Check with the National Park Service. Various states do permit volunteers to staff their lighthouses. Many lighthouses were turned over by the Coast Guard to the local or historical preservation society. Everyday management and maintenance is provided by volunteers.
Contact the U.S. Lighthouse Society. They say that many non-functioning lighthouses have been leased to local civic groups. Many lighthouses have been turned into museums, hotels or bed-and-breakfasts. You may find opportunities to work at these and fulfill your desire to become a lighthouse keeper.
Become a lighthouse keeper as a volunteer with the Grand Traverse Lighthouse and Fox Island Lighthouse. They are located about nine miles north of Northport, Michigan. They accept applications for 1 to 2-week live-in positions as a lighthouse keeper. You'll greet visitors, provide historic information and guide tours. You'll also help in the gift shop. Call the GTLM office at (231) 386-7195 for more information and an application.
Tips and warnings

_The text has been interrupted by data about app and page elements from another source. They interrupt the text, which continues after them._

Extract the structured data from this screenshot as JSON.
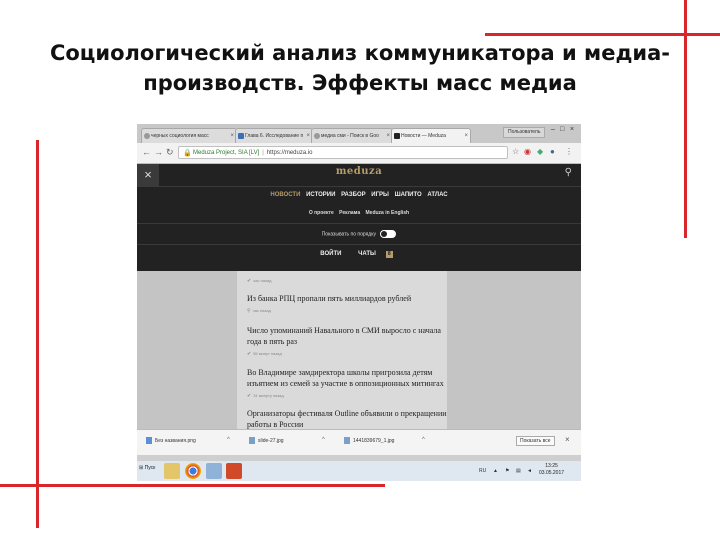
{
  "slide": {
    "title_line1": "Социологический анализ коммуникатора и медиа-",
    "title_line2": "производств. Эффекты масс медиа"
  },
  "browser": {
    "tabs": [
      {
        "label": "черных социология масс"
      },
      {
        "label": "Глава 6. Исследование п"
      },
      {
        "label": "медиа сми - Поиск в Goo"
      },
      {
        "label": "Новости — Meduza"
      }
    ],
    "user_button": "Пользователь",
    "window_controls": [
      "–",
      "□",
      "×"
    ],
    "url_site": "Meduza Project, SIA [LV]",
    "url": "https://meduza.io"
  },
  "meduza_menu": {
    "close_icon": "×",
    "logo": "meduza",
    "search_icon": "⚲",
    "nav": [
      "НОВОСТИ",
      "ИСТОРИИ",
      "РАЗБОР",
      "ИГРЫ",
      "ШАПИТО",
      "АТЛАС"
    ],
    "sub_links": [
      "О проекте",
      "Реклама",
      "Meduza in English"
    ],
    "toggle_label": "Показывать по порядку",
    "bottom_links": {
      "login": "ВОЙТИ",
      "chats": "ЧАТЫ",
      "chats_badge": "8"
    }
  },
  "feed": {
    "items": [
      {
        "title": "",
        "meta": "час назад"
      },
      {
        "title": "Из банка РПЦ пропали пять миллиардов рублей",
        "meta": "час назад"
      },
      {
        "title": "Число упоминаний Навального в СМИ выросло с начала года в пять раз",
        "meta": "55 минут назад"
      },
      {
        "title": "Во Владимире замдиректора школы пригрозила детям изъятием из семей за участие в оппозиционных митингах",
        "meta": "31 минуту назад"
      },
      {
        "title": "Организаторы фестиваля Outline объявили о прекращении работы в России",
        "meta": ""
      }
    ]
  },
  "downloads": {
    "files": [
      "Без названия.png",
      "slide-27.jpg",
      "1441839679_1.jpg"
    ],
    "show_all": "Показать все",
    "close": "×"
  },
  "taskbar": {
    "start": "Пуск",
    "lang": "RU",
    "time": "13:25",
    "date": "03.05.2017"
  },
  "colors": {
    "accent_red": "#d9262b",
    "meduza_gold": "#b89b6a",
    "menu_bg": "#222222"
  }
}
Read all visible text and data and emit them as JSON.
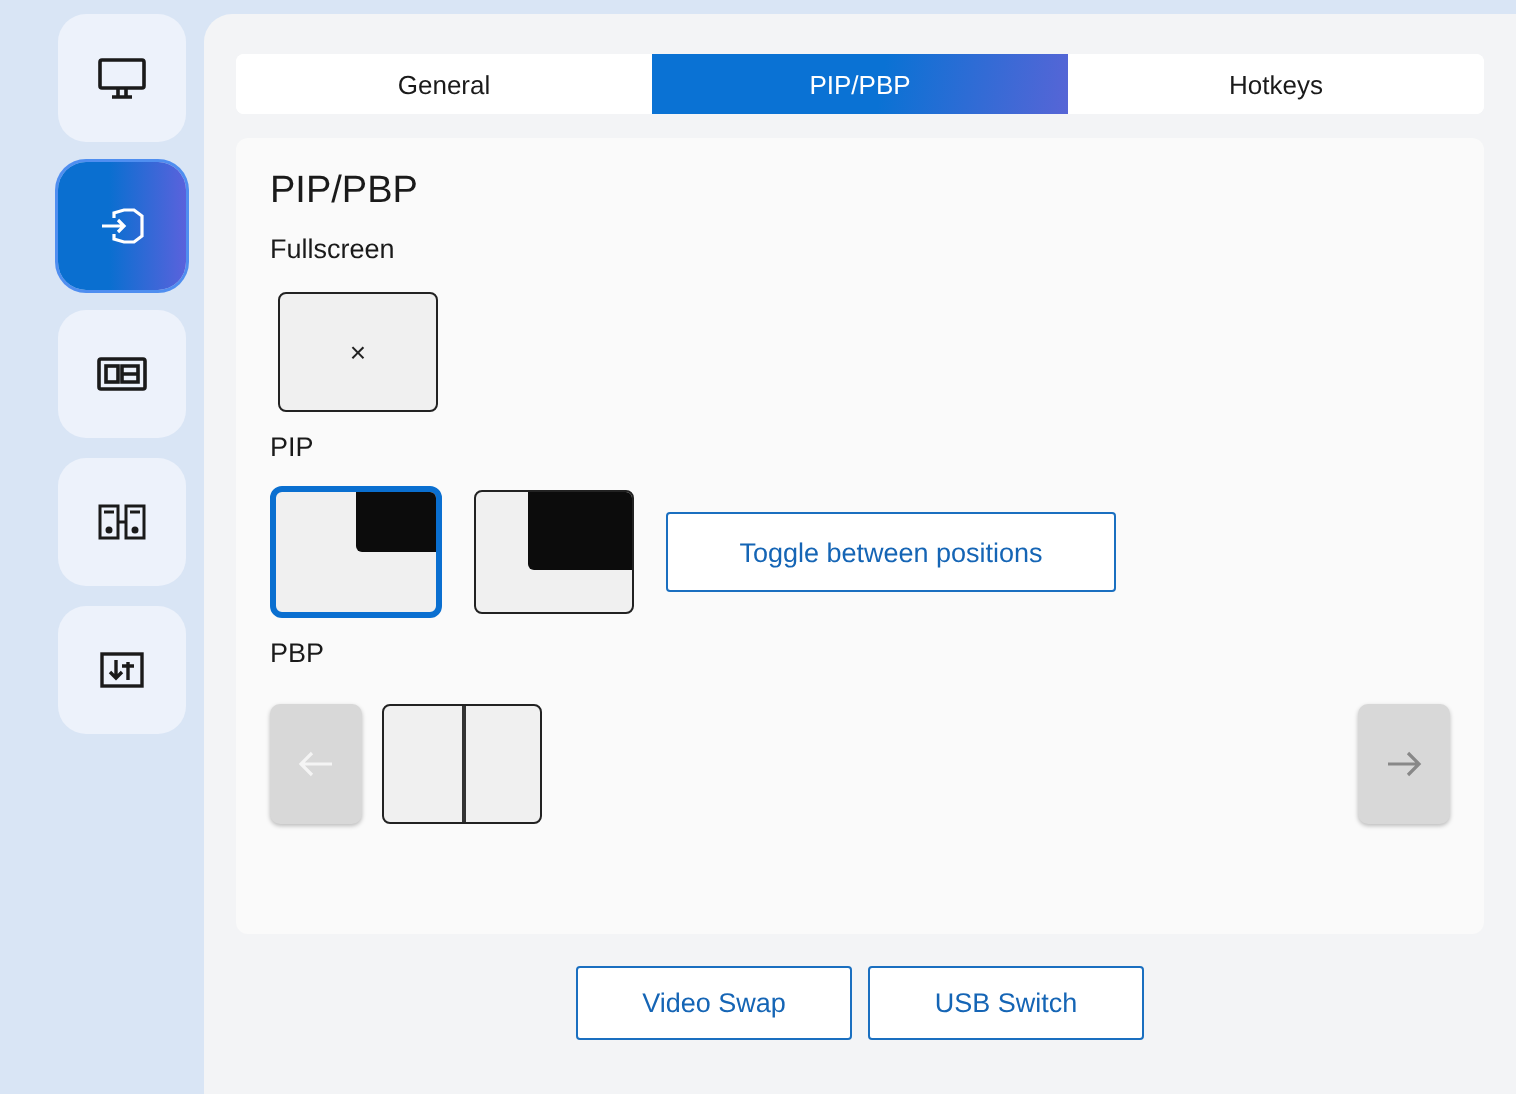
{
  "sidebar": {
    "items": [
      {
        "selected": false
      },
      {
        "selected": true
      },
      {
        "selected": false
      },
      {
        "selected": false
      },
      {
        "selected": false
      }
    ]
  },
  "tabs": [
    {
      "label": "General",
      "selected": false
    },
    {
      "label": "PIP/PBP",
      "selected": true
    },
    {
      "label": "Hotkeys",
      "selected": false
    }
  ],
  "panel": {
    "title": "PIP/PBP",
    "fullscreen": {
      "label": "Fullscreen",
      "tile_mark": "×"
    },
    "pip": {
      "label": "PIP",
      "tiles": [
        {
          "selected": true
        },
        {
          "selected": false
        }
      ],
      "toggle_button": "Toggle between positions"
    },
    "pbp": {
      "label": "PBP",
      "prev_disabled": true,
      "next_disabled": true
    }
  },
  "buttons": [
    "Video Swap",
    "USB Switch"
  ]
}
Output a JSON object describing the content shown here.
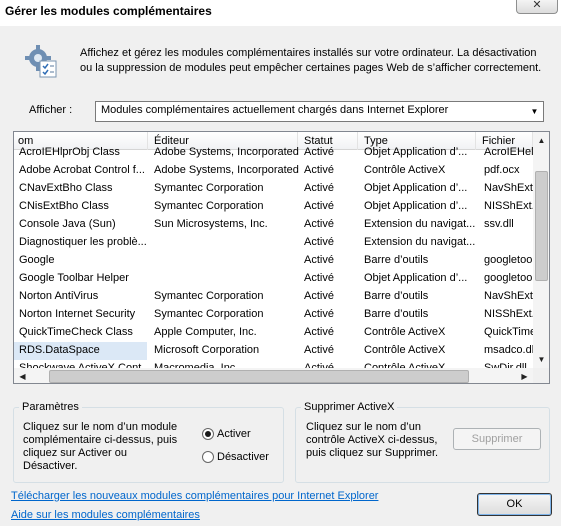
{
  "window": {
    "title": "Gérer les modules complémentaires",
    "close_glyph": "✕"
  },
  "header": {
    "description": "Affichez et gérez les modules complémentaires installés sur votre ordinateur. La désactivation ou la suppression de modules peut empêcher certaines pages Web de s’afficher correctement."
  },
  "filter": {
    "label": "Afficher :",
    "selected": "Modules complémentaires actuellement chargés dans Internet Explorer",
    "arrow_glyph": "▼"
  },
  "table": {
    "columns": [
      "om",
      "Éditeur",
      "Statut",
      "Type",
      "Fichier"
    ],
    "rows": [
      {
        "name": "AcroIEHlprObj Class",
        "publisher": "Adobe Systems, Incorporated",
        "status": "Activé",
        "type": "Objet Application d’...",
        "file": "AcroIEHelp"
      },
      {
        "name": "Adobe Acrobat Control f...",
        "publisher": "Adobe Systems, Incorporated",
        "status": "Activé",
        "type": "Contrôle ActiveX",
        "file": "pdf.ocx"
      },
      {
        "name": "CNavExtBho Class",
        "publisher": "Symantec Corporation",
        "status": "Activé",
        "type": "Objet Application d’...",
        "file": "NavShExt."
      },
      {
        "name": "CNisExtBho Class",
        "publisher": "Symantec Corporation",
        "status": "Activé",
        "type": "Objet Application d’...",
        "file": "NISShExt.d"
      },
      {
        "name": "Console Java (Sun)",
        "publisher": "Sun Microsystems, Inc.",
        "status": "Activé",
        "type": "Extension du navigat...",
        "file": "ssv.dll"
      },
      {
        "name": "Diagnostiquer les problè...",
        "publisher": "",
        "status": "Activé",
        "type": "Extension du navigat...",
        "file": ""
      },
      {
        "name": "Google",
        "publisher": "",
        "status": "Activé",
        "type": "Barre d’outils",
        "file": "googletoo"
      },
      {
        "name": "Google Toolbar Helper",
        "publisher": "",
        "status": "Activé",
        "type": "Objet Application d’...",
        "file": "googletoo"
      },
      {
        "name": "Norton AntiVirus",
        "publisher": "Symantec Corporation",
        "status": "Activé",
        "type": "Barre d’outils",
        "file": "NavShExt.c"
      },
      {
        "name": "Norton Internet Security",
        "publisher": "Symantec Corporation",
        "status": "Activé",
        "type": "Barre d’outils",
        "file": "NISShExt.d"
      },
      {
        "name": "QuickTimeCheck Class",
        "publisher": "Apple Computer, Inc.",
        "status": "Activé",
        "type": "Contrôle ActiveX",
        "file": "QuickTime"
      },
      {
        "name": "RDS.DataSpace",
        "publisher": "Microsoft Corporation",
        "status": "Activé",
        "type": "Contrôle ActiveX",
        "file": "msadco.dll"
      },
      {
        "name": "Shockwave ActiveX Cont...",
        "publisher": "Macromedia, Inc.",
        "status": "Activé",
        "type": "Contrôle ActiveX",
        "file": "SwDir.dll"
      }
    ],
    "scroll_glyphs": {
      "up": "▲",
      "down": "▼",
      "left": "◀",
      "right": "▶"
    }
  },
  "settings": {
    "legend": "Paramètres",
    "text": "Cliquez sur le nom d’un module complémentaire ci-dessus, puis cliquez sur Activer ou Désactiver.",
    "activate_label": "Activer",
    "deactivate_label": "Désactiver"
  },
  "activex": {
    "legend": "Supprimer ActiveX",
    "text": "Cliquez sur le nom d’un contrôle ActiveX ci-dessus, puis cliquez sur Supprimer.",
    "delete_label": "Supprimer"
  },
  "footer": {
    "download_link": "Télécharger les nouveaux modules complémentaires pour Internet Explorer",
    "help_link": "Aide sur les modules complémentaires",
    "ok_label": "OK"
  }
}
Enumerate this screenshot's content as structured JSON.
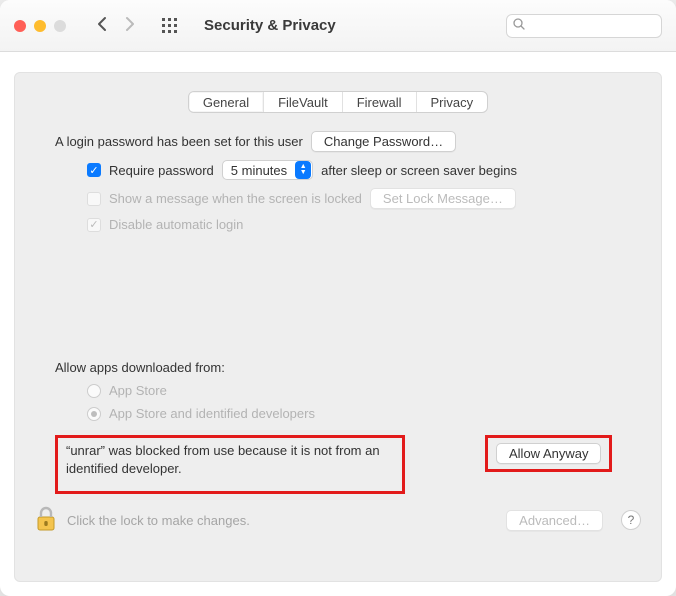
{
  "window": {
    "title": "Security & Privacy"
  },
  "search": {
    "placeholder": ""
  },
  "tabs": [
    "General",
    "FileVault",
    "Firewall",
    "Privacy"
  ],
  "login": {
    "text": "A login password has been set for this user",
    "change_btn": "Change Password…"
  },
  "require": {
    "label": "Require password",
    "delay": "5 minutes",
    "after": "after sleep or screen saver begins"
  },
  "show_message": {
    "label": "Show a message when the screen is locked",
    "btn": "Set Lock Message…"
  },
  "disable_auto": "Disable automatic login",
  "allow_apps": {
    "heading": "Allow apps downloaded from:",
    "opt1": "App Store",
    "opt2": "App Store and identified developers"
  },
  "blocked": {
    "msg": "“unrar” was blocked from use because it is not from an identified developer.",
    "allow_btn": "Allow Anyway"
  },
  "footer": {
    "lock_text": "Click the lock to make changes.",
    "advanced_btn": "Advanced…",
    "help": "?"
  }
}
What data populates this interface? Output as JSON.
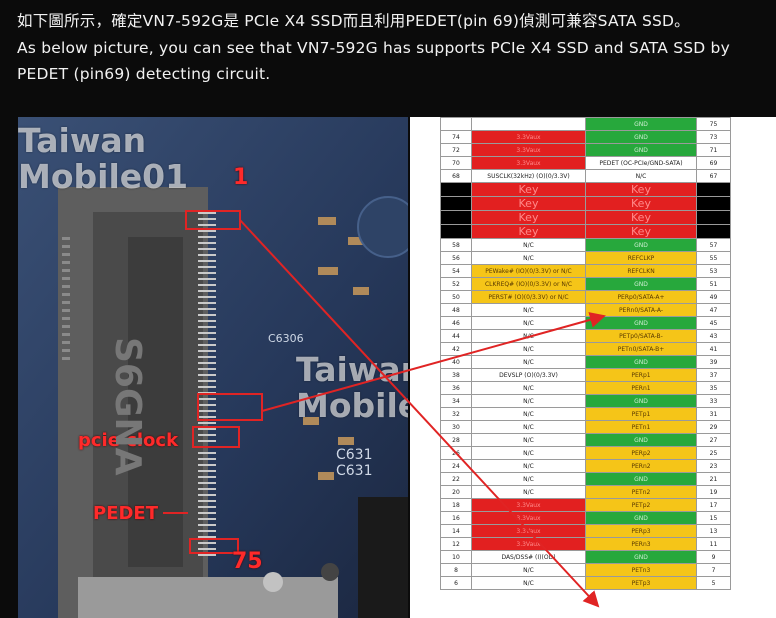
{
  "caption": {
    "line_zh": "如下圖所示，確定VN7-592G是 PCIe X4 SSD而且利用PEDET(pin 69)偵測可兼容SATA SSD。",
    "line_en": "As below picture, you can see that VN7-592G has supports PCIe X4 SSD and SATA SSD by PEDET (pin69) detecting circuit."
  },
  "photo": {
    "watermark_top": [
      "Taiwan",
      "Mobile01"
    ],
    "watermark_mid": [
      "Taiwan",
      "Mobile01"
    ],
    "pin1_label": "1",
    "pcie_clock_label": "pcie clock",
    "pedet_label": "PEDET",
    "pin75_label": "75",
    "chip_text": [
      "C6306",
      "C631",
      "C631"
    ],
    "silk_text": "S6GNA"
  },
  "table": {
    "rows": [
      {
        "l_num": "",
        "l_sig": "",
        "l_cls": "white",
        "r_sig": "GND",
        "r_cls": "green",
        "r_num": "75"
      },
      {
        "l_num": "74",
        "l_sig": "3.3Vaux",
        "l_cls": "red",
        "r_sig": "GND",
        "r_cls": "green",
        "r_num": "73"
      },
      {
        "l_num": "72",
        "l_sig": "3.3Vaux",
        "l_cls": "red",
        "r_sig": "GND",
        "r_cls": "green",
        "r_num": "71"
      },
      {
        "l_num": "70",
        "l_sig": "3.3Vaux",
        "l_cls": "red",
        "r_sig": "PEDET (OC-PCIe/GND-SATA)",
        "r_cls": "white",
        "r_num": "69"
      },
      {
        "l_num": "68",
        "l_sig": "SUSCLK(32kHz) (O)(0/3.3V)",
        "l_cls": "white",
        "r_sig": "N/C",
        "r_cls": "white",
        "r_num": "67"
      },
      {
        "l_num": "",
        "l_sig": "Key",
        "l_cls": "key",
        "r_sig": "Key",
        "r_cls": "key",
        "r_num": ""
      },
      {
        "l_num": "",
        "l_sig": "Key",
        "l_cls": "key",
        "r_sig": "Key",
        "r_cls": "key",
        "r_num": ""
      },
      {
        "l_num": "",
        "l_sig": "Key",
        "l_cls": "key",
        "r_sig": "Key",
        "r_cls": "key",
        "r_num": ""
      },
      {
        "l_num": "",
        "l_sig": "Key",
        "l_cls": "key",
        "r_sig": "Key",
        "r_cls": "key",
        "r_num": ""
      },
      {
        "l_num": "58",
        "l_sig": "N/C",
        "l_cls": "white",
        "r_sig": "GND",
        "r_cls": "green",
        "r_num": "57"
      },
      {
        "l_num": "56",
        "l_sig": "N/C",
        "l_cls": "white",
        "r_sig": "REFCLKP",
        "r_cls": "orange",
        "r_num": "55"
      },
      {
        "l_num": "54",
        "l_sig": "PEWake# (IO)(0/3.3V) or N/C",
        "l_cls": "orange",
        "r_sig": "REFCLKN",
        "r_cls": "orange",
        "r_num": "53"
      },
      {
        "l_num": "52",
        "l_sig": "CLKREQ# (IO)(0/3.3V) or N/C",
        "l_cls": "orange",
        "r_sig": "GND",
        "r_cls": "green",
        "r_num": "51"
      },
      {
        "l_num": "50",
        "l_sig": "PERST# (O)(0/3.3V) or N/C",
        "l_cls": "orange",
        "r_sig": "PERp0/SATA-A+",
        "r_cls": "orange",
        "r_num": "49"
      },
      {
        "l_num": "48",
        "l_sig": "N/C",
        "l_cls": "white",
        "r_sig": "PERn0/SATA-A-",
        "r_cls": "orange",
        "r_num": "47"
      },
      {
        "l_num": "46",
        "l_sig": "N/C",
        "l_cls": "white",
        "r_sig": "GND",
        "r_cls": "green",
        "r_num": "45"
      },
      {
        "l_num": "44",
        "l_sig": "N/C",
        "l_cls": "white",
        "r_sig": "PETp0/SATA-B-",
        "r_cls": "orange",
        "r_num": "43"
      },
      {
        "l_num": "42",
        "l_sig": "N/C",
        "l_cls": "white",
        "r_sig": "PETn0/SATA-B+",
        "r_cls": "orange",
        "r_num": "41"
      },
      {
        "l_num": "40",
        "l_sig": "N/C",
        "l_cls": "white",
        "r_sig": "GND",
        "r_cls": "green",
        "r_num": "39"
      },
      {
        "l_num": "38",
        "l_sig": "DEVSLP (O)(0/3.3V)",
        "l_cls": "white",
        "r_sig": "PERp1",
        "r_cls": "orange",
        "r_num": "37"
      },
      {
        "l_num": "36",
        "l_sig": "N/C",
        "l_cls": "white",
        "r_sig": "PERn1",
        "r_cls": "orange",
        "r_num": "35"
      },
      {
        "l_num": "34",
        "l_sig": "N/C",
        "l_cls": "white",
        "r_sig": "GND",
        "r_cls": "green",
        "r_num": "33"
      },
      {
        "l_num": "32",
        "l_sig": "N/C",
        "l_cls": "white",
        "r_sig": "PETp1",
        "r_cls": "orange",
        "r_num": "31"
      },
      {
        "l_num": "30",
        "l_sig": "N/C",
        "l_cls": "white",
        "r_sig": "PETn1",
        "r_cls": "orange",
        "r_num": "29"
      },
      {
        "l_num": "28",
        "l_sig": "N/C",
        "l_cls": "white",
        "r_sig": "GND",
        "r_cls": "green",
        "r_num": "27"
      },
      {
        "l_num": "26",
        "l_sig": "N/C",
        "l_cls": "white",
        "r_sig": "PERp2",
        "r_cls": "orange",
        "r_num": "25"
      },
      {
        "l_num": "24",
        "l_sig": "N/C",
        "l_cls": "white",
        "r_sig": "PERn2",
        "r_cls": "orange",
        "r_num": "23"
      },
      {
        "l_num": "22",
        "l_sig": "N/C",
        "l_cls": "white",
        "r_sig": "GND",
        "r_cls": "green",
        "r_num": "21"
      },
      {
        "l_num": "20",
        "l_sig": "N/C",
        "l_cls": "white",
        "r_sig": "PETn2",
        "r_cls": "orange",
        "r_num": "19"
      },
      {
        "l_num": "18",
        "l_sig": "3.3Vaux",
        "l_cls": "red",
        "r_sig": "PETp2",
        "r_cls": "orange",
        "r_num": "17"
      },
      {
        "l_num": "16",
        "l_sig": "3.3Vaux",
        "l_cls": "red",
        "r_sig": "GND",
        "r_cls": "green",
        "r_num": "15"
      },
      {
        "l_num": "14",
        "l_sig": "3.3Vaux",
        "l_cls": "red",
        "r_sig": "PERp3",
        "r_cls": "orange",
        "r_num": "13"
      },
      {
        "l_num": "12",
        "l_sig": "3.3Vaux",
        "l_cls": "red",
        "r_sig": "PERn3",
        "r_cls": "orange",
        "r_num": "11"
      },
      {
        "l_num": "10",
        "l_sig": "DAS/DSS# (I)(OD)",
        "l_cls": "white",
        "r_sig": "GND",
        "r_cls": "green",
        "r_num": "9"
      },
      {
        "l_num": "8",
        "l_sig": "N/C",
        "l_cls": "white",
        "r_sig": "PETn3",
        "r_cls": "orange",
        "r_num": "7"
      },
      {
        "l_num": "6",
        "l_sig": "N/C",
        "l_cls": "white",
        "r_sig": "PETp3",
        "r_cls": "orange",
        "r_num": "5"
      }
    ]
  },
  "colors": {
    "pcb_blue": "#2b3d5c",
    "arrow_red": "#e02424",
    "label_red": "#ff2a2a"
  }
}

- Prepare to be physically fit if you want to work as a lighthouse keeper. You'll need to be energetic, able to climb stairs and work long hours. You'll also need to feel comfortable speaking with the public.